Top of Extracted records

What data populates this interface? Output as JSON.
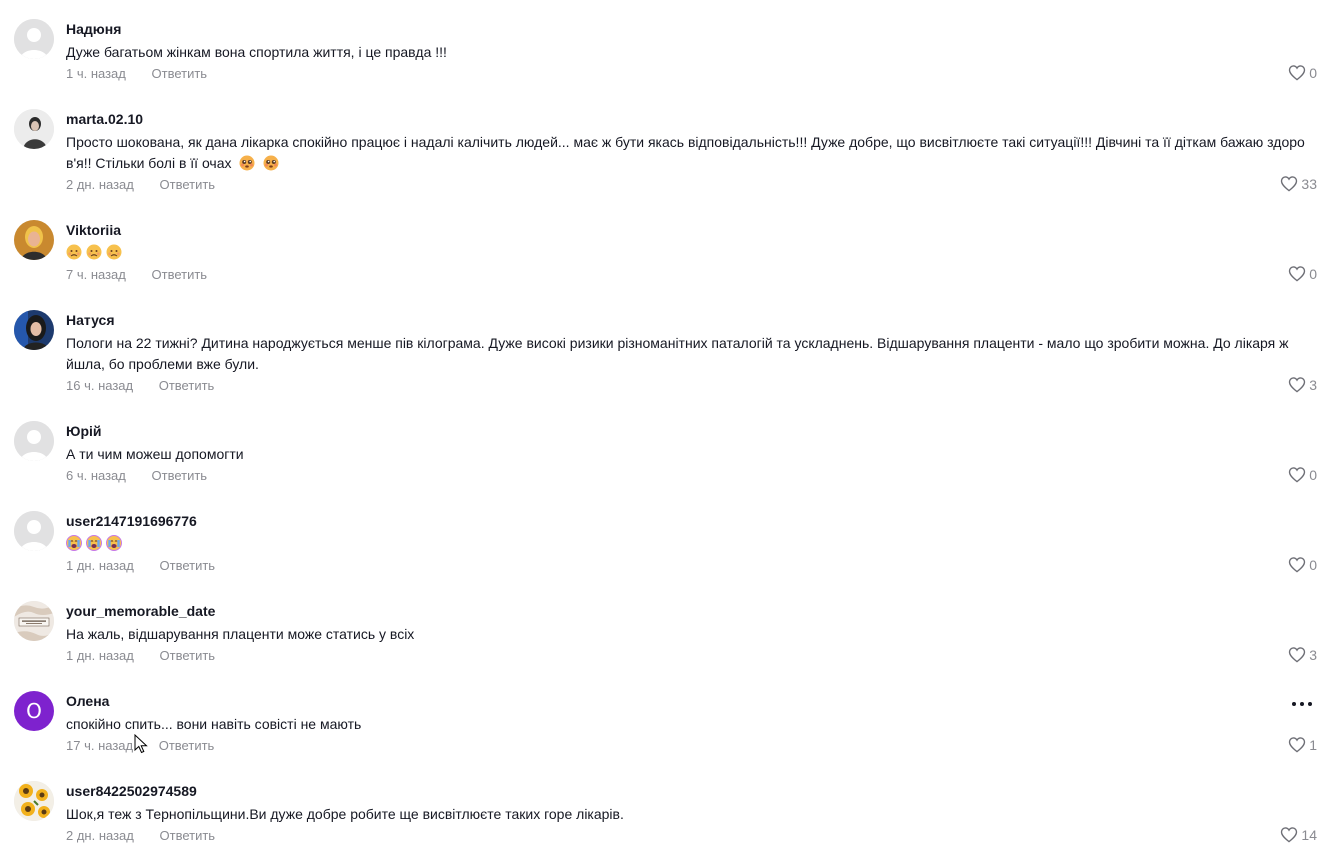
{
  "reply_label": "Ответить",
  "more_icon": "more-horizontal-icon",
  "like_icon": "heart-outline-icon",
  "comments": [
    {
      "username": "Надюня",
      "avatar": "default-avatar",
      "text": "Дуже багатьом жінкам вона спортила життя, і це правда !!!",
      "time": "1 ч. назад",
      "likes": "0"
    },
    {
      "username": "marta.02.10",
      "avatar": "photo-avatar",
      "text": "Просто шокована, як дана лікарка спокійно працює і надалі калічить людей... має ж бути якась відповідальність!!! Дуже добре, що висвітлюєте такі ситуації!!! Дівчині та її діткам бажаю здоро в'я!! Стільки болі в її очах",
      "text_emoji": [
        "pleading-face",
        "pleading-face"
      ],
      "time": "2 дн. назад",
      "likes": "33"
    },
    {
      "username": "Viktoriia",
      "avatar": "photo-avatar",
      "text": "",
      "text_emoji": [
        "sad-face",
        "sad-face",
        "sad-face"
      ],
      "time": "7 ч. назад",
      "likes": "0"
    },
    {
      "username": "Натуся",
      "avatar": "photo-avatar",
      "text": "Пологи на 22 тижні? Дитина народжується менше пів кілограма. Дуже високі ризики різноманітних паталогій та ускладнень. Відшарування плаценти - мало що зробити можна. До лікаря ж йшла, бо проблеми вже були.",
      "time": "16 ч. назад",
      "likes": "3"
    },
    {
      "username": "Юрій",
      "avatar": "default-avatar",
      "text": "А ти чим можеш допомогти",
      "time": "6 ч. назад",
      "likes": "0"
    },
    {
      "username": "user2147191696776",
      "avatar": "default-avatar",
      "text": "",
      "text_emoji": [
        "crying-face",
        "crying-face",
        "crying-face"
      ],
      "time": "1 дн. назад",
      "likes": "0"
    },
    {
      "username": "your_memorable_date",
      "avatar": "logo-avatar",
      "text": "На жаль, відшарування плаценти може статись у всіх",
      "time": "1 дн. назад",
      "likes": "3"
    },
    {
      "username": "Олена",
      "avatar": "letter-avatar",
      "avatar_letter": "О",
      "text": "спокійно спить... вони навіть совісті не мають",
      "time": "17 ч. назад",
      "likes": "1"
    },
    {
      "username": "user8422502974589",
      "avatar": "photo-avatar",
      "text": "Шок,я теж з Тернопільщини.Ви дуже добре робите ще висвітлюєте таких горе лікарів.",
      "time": "2 дн. назад",
      "likes": "14"
    }
  ]
}
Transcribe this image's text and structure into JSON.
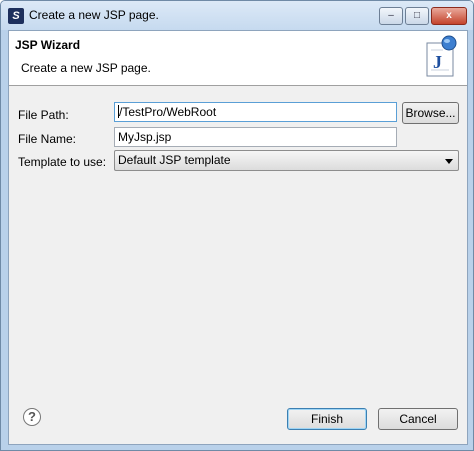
{
  "window": {
    "title": "Create a new JSP page.",
    "minimize_glyph": "–",
    "maximize_glyph": "□",
    "close_glyph": "x"
  },
  "banner": {
    "title": "JSP Wizard",
    "description": "Create a new JSP page.",
    "icon_letter": "J"
  },
  "form": {
    "file_path_label": "File Path:",
    "file_path_value": "/TestPro/WebRoot",
    "browse_label": "Browse...",
    "file_name_label": "File Name:",
    "file_name_value": "MyJsp.jsp",
    "template_label": "Template to use:",
    "template_selected": "Default JSP template"
  },
  "footer": {
    "help_glyph": "?",
    "finish_label": "Finish",
    "cancel_label": "Cancel"
  },
  "colors": {
    "titlebar": "#c6daef",
    "client_bg": "#f0f0f0",
    "close_button": "#c4432c"
  }
}
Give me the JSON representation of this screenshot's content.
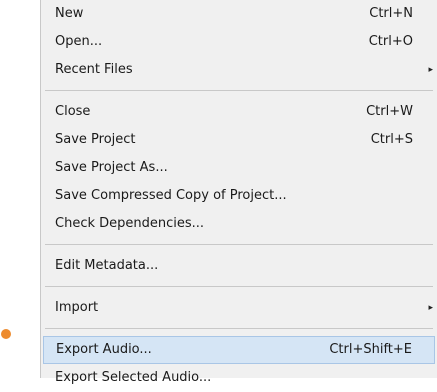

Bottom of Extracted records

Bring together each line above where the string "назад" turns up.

      "time": "1 ч. назад",
      "time": "2 дн. назад",
      "time": "7 ч. назад",
      "time": "16 ч. назад",
      "time": "6 ч. назад",
      "time": "1 дн. назад",
      "time": "1 дн. назад",
      "time": "17 ч. назад",
      "time": "2 дн. назад",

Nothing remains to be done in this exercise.